### Your instructions
Print out the data precisely as it appears here, with no pictures.

### Data for analysis
- - - -

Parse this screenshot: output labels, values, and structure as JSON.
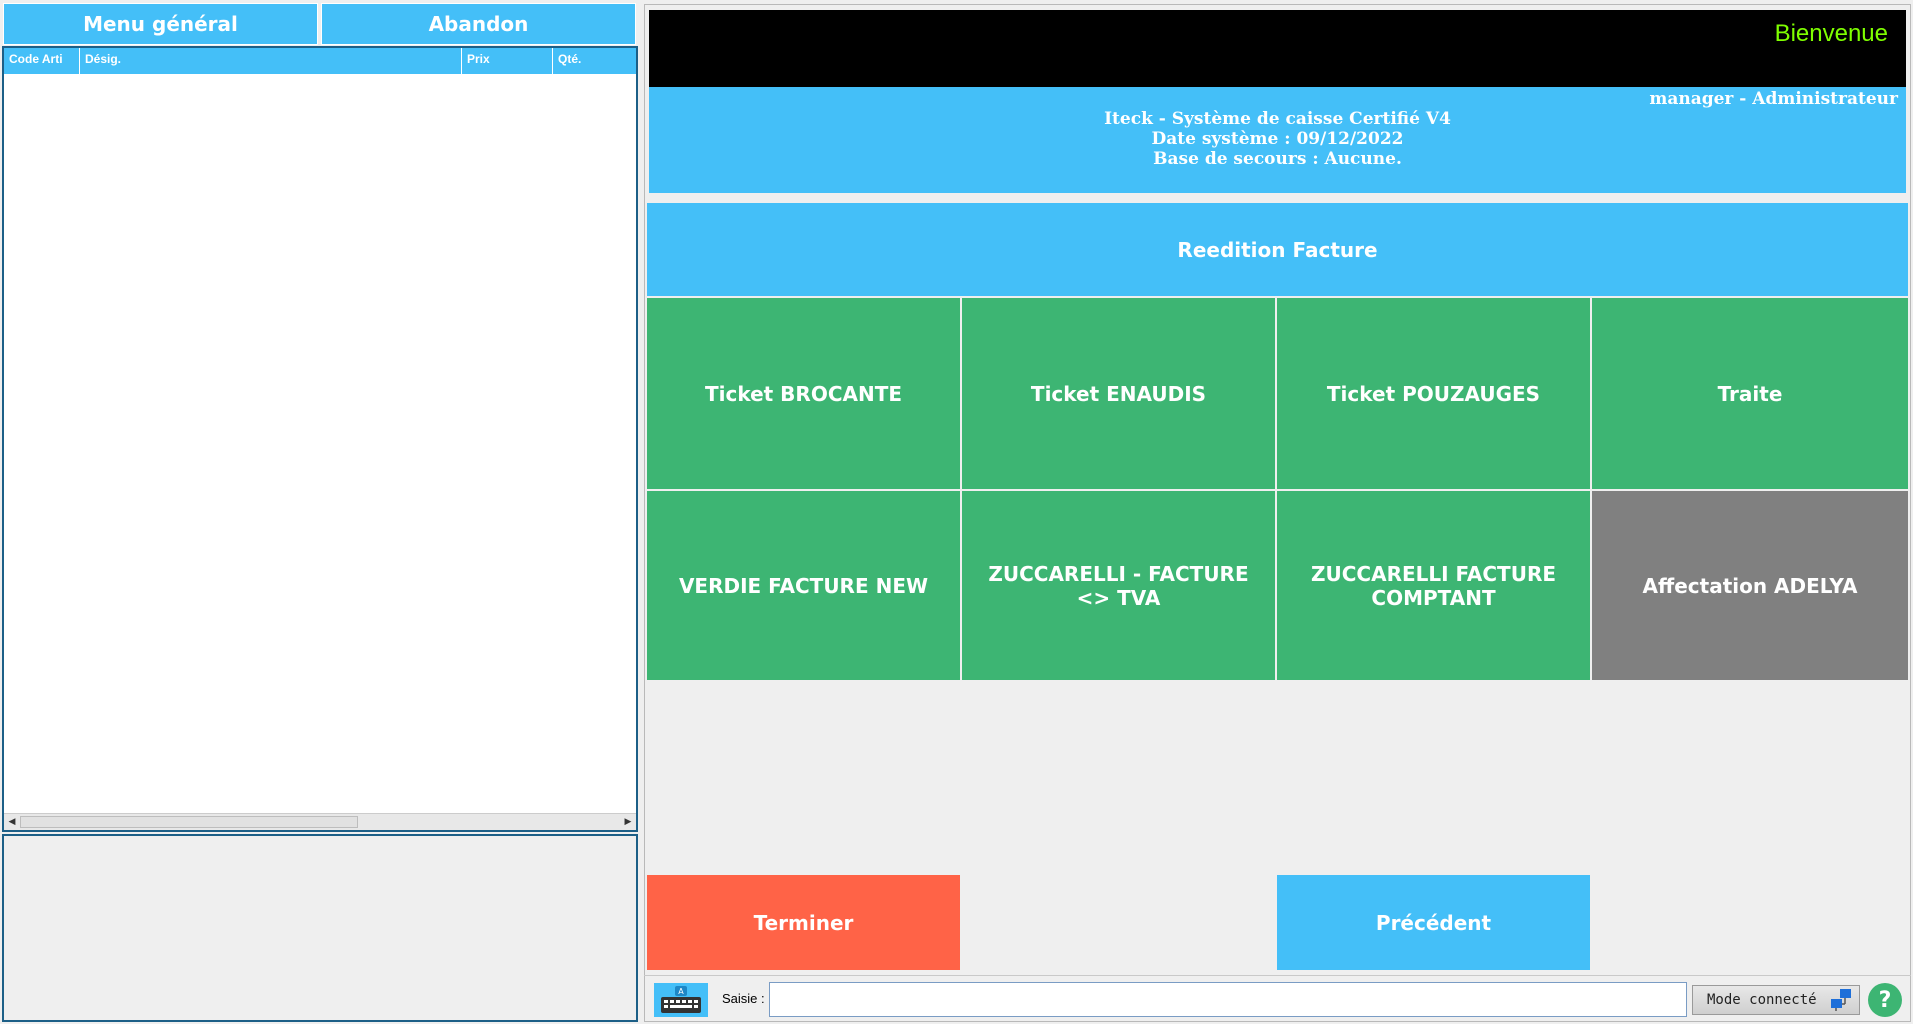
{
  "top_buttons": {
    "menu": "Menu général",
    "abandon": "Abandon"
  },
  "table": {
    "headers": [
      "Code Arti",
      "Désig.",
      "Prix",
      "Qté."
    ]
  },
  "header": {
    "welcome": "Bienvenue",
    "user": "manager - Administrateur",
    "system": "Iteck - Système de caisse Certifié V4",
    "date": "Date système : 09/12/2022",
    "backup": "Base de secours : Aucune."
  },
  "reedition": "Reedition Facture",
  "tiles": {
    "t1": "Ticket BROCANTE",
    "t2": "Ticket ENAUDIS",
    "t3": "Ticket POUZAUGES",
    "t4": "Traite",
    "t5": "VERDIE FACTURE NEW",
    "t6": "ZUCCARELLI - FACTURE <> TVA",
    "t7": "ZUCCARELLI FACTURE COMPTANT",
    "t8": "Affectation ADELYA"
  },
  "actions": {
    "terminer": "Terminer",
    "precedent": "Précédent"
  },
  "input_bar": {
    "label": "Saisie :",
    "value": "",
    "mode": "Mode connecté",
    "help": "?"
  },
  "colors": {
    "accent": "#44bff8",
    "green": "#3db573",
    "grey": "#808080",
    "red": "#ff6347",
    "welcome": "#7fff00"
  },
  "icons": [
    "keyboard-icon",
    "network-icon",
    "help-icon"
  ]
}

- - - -

### Output for this task
Parse this screenshot: output labels, values, and structure as JSON.
{
  "top_buttons": {
    "menu": "Menu général",
    "abandon": "Abandon"
  },
  "table": {
    "headers": [
      "Code Arti",
      "Désig.",
      "Prix",
      "Qté."
    ]
  },
  "header": {
    "welcome": "Bienvenue",
    "user": "manager - Administrateur",
    "system": "Iteck - Système de caisse Certifié V4",
    "date": "Date système : 09/12/2022",
    "backup": "Base de secours : Aucune."
  },
  "reedition": "Reedition Facture",
  "tiles": {
    "t1": "Ticket BROCANTE",
    "t2": "Ticket ENAUDIS",
    "t3": "Ticket POUZAUGES",
    "t4": "Traite",
    "t5": "VERDIE FACTURE NEW",
    "t6": "ZUCCARELLI - FACTURE <> TVA",
    "t7": "ZUCCARELLI FACTURE COMPTANT",
    "t8": "Affectation ADELYA"
  },
  "actions": {
    "terminer": "Terminer",
    "precedent": "Précédent"
  },
  "input_bar": {
    "label": "Saisie :",
    "value": "",
    "mode": "Mode connecté",
    "help": "?"
  },
  "colors": {
    "accent": "#44bff8",
    "green": "#3db573",
    "grey": "#808080",
    "red": "#ff6347",
    "welcome": "#7fff00"
  },
  "icons": [
    "keyboard-icon",
    "network-icon",
    "help-icon"
  ]
}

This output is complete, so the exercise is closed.